Pope Brings Hope to Egypt
Egyptians of all faiths are pleased by Pope Francis’ visit and his message.
CAIRO — Egyptians of all faiths are pleased by Pope Francis’ visit and his message — one that filled them with hope for the future, they said.
Muslim woman Samia Zien Elbeden, whose husband was killed just six months ago, told EWTN April 29 that after the tragic loss of her husband, the Pope’s visit “brings me peace and gives me hope.”
“I am a woman whose husband has been taken away. I am alone. We had no children,” Elbeden said. “My husband was everything. He had a high position in the Egyptian army, one of only 12 at that level.”
She said she “was happy with what the Pope said” when he gave a speech at Al-Azhar University for the International Conference on Peace.
Jesuit Father Morat, who lives in Cairo but is originally from Syria, also said he was pleased by the Pope’s words the first day of his trip.
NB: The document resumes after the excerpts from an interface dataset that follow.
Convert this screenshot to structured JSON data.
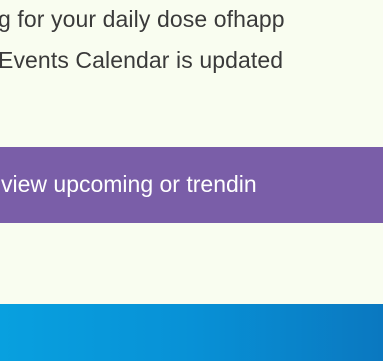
{
  "intro": {
    "line1": "g for your daily dose ofhapp",
    "line2": "Events Calendar is updated"
  },
  "cta": {
    "label": "view upcoming or trendin"
  },
  "colors": {
    "background": "#f9fdf0",
    "cta_background": "#7a5ea8",
    "footer_band_start": "#08a0df",
    "footer_band_end": "#0a78c0"
  }
}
“It was a great message of peace, for our hearts first,” he noted. “The Egyptian people seem happy with it, too. We need hope, we believe in this hope, brought by Pope Francis.”
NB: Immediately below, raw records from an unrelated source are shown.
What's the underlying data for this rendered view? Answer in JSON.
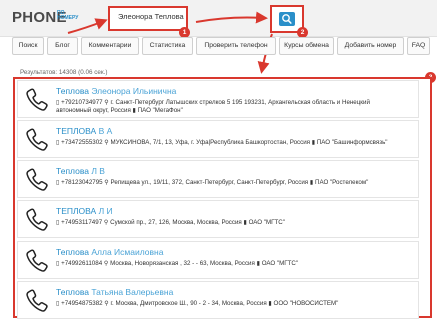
{
  "header": {
    "logo_text": "PHONE",
    "logo_sub_1": "ПО",
    "logo_sub_2": "НОМЕРУ",
    "search_value": "Элеонора Теплова",
    "search_icon": "search-icon"
  },
  "annotations": [
    "1",
    "2",
    "3"
  ],
  "nav": [
    "Поиск",
    "Блог",
    "Комментарии",
    "Статистика",
    "Проверить телефон",
    "Курсы обмена",
    "Добавить номер",
    "FAQ"
  ],
  "results_count": "Результатов: 14308 (0.06 сек.)",
  "results": [
    {
      "surname": "Теплова",
      "given": "Элеонора Ильинична",
      "detail": "▯ +79210734977 ⚲ г. Санкт-Петербург Латышских стрелков 5 195 193231, Архангельская область и Ненецкий автономный округ, Россия ▮ ПАО \"МегаФон\""
    },
    {
      "surname": "ТЕПЛОВА",
      "given": "В А",
      "detail": "▯ +73472555302 ⚲ МУКСИНОВА, 7/1, 13, Уфа, г. Уфа|Республика Башкортостан, Россия ▮ ПАО \"Башинформсвязь\""
    },
    {
      "surname": "Теплова",
      "given": "Л В",
      "detail": "▯ +78123042795 ⚲ Репищева ул., 19/11, 372, Санкт-Петербург, Санкт-Петербург, Россия ▮ ПАО \"Ростелеком\""
    },
    {
      "surname": "ТЕПЛОВА",
      "given": "Л И",
      "detail": "▯ +74953117497 ⚲ Сумской пр., 27, 126, Москва, Москва, Россия ▮ ОАО \"МГТС\""
    },
    {
      "surname": "Теплова",
      "given": "Алла Исмаиловна",
      "detail": "▯ +74992611084 ⚲ Москва, Новорязанская , 32 - - 63, Москва, Россия ▮ ОАО \"МГТС\""
    },
    {
      "surname": "Теплова",
      "given": "Татьяна Валерьевна",
      "detail": "▯ +74954875382 ⚲ г. Москва, Дмитровское Ш., 90 - 2 - 34, Москва, Россия ▮ ООО \"НОВОСИСТЕМ\""
    }
  ],
  "colors": {
    "annotation": "#d9382e",
    "link": "#2a8fc9",
    "topbar": "#f2f2f2"
  }
}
Father Morat also said he hopes the Pope’s visit “will bring peace to this country.”
“Pope Francis is a man of peace, and his manner of talking and acting shows that he feels what’s happening in the Middle East will bring something new, a new spirit. I hope for this.”
A Muslim political consultant to the majority party in the Egyptian parliament, Marouan Younis, said that everyone was very happy to have Pope Francis in Cairo and hope that his presence will boost their own efforts to combat terrorism and promote peace in the country.
“We are sending a message of peace around the world, and now he is joining us in this message.”
He explained, “We are really fighting terrorism, a clear fight. We have many problems in our region, but we think, we hope, and we pray that we succeed in building a new country.”
“The Pope’s speeches have been fantastic, very clear. He has been very friendly, just brings hope and love to everybody.”
“In Egypt, we’re really fighting ISIS hard,” he continued. “It’s very tough, and we’re having many problems in this fight because it’s a battle fought with arms, ideas, religion. It’s a heavy fight, because ISIS knows that if Egypt falls, the whole region will fall.”
He highlighted that although a Muslim himself, he has dear friends who are Catholic, Protestant and Orthodox, and they are all happy with the Vatican and Pope Francis.
“The only ones unhappy are ISIS and the fanatics,” he said. Speaking about Cairo’s Air Defense Stadium, where Pope Francis celebrated Mass, he said, “Here in the stadium, there are Muslims, Protestants, everybody.”
“Yesterday in the prayer meeting, we found the three big religious leaders were sitting on the same stage, just praying along with the Vatican, the Pope. I’m very happy with what’s going on.”
Amani, an Egyptian TV presenter, said she thinks it’s a “very critical time” for Egypt, “so it’s especially important that Pope Francis has come here.” She applauded seeing all Egyptians, including both Christians and Muslims, joining together for his visit.
Amani also said that “we have to specify what terrorism is.”
It’s time, around the world, to draw the line on what is good and nonviolent as part of a religion and what is not, she said.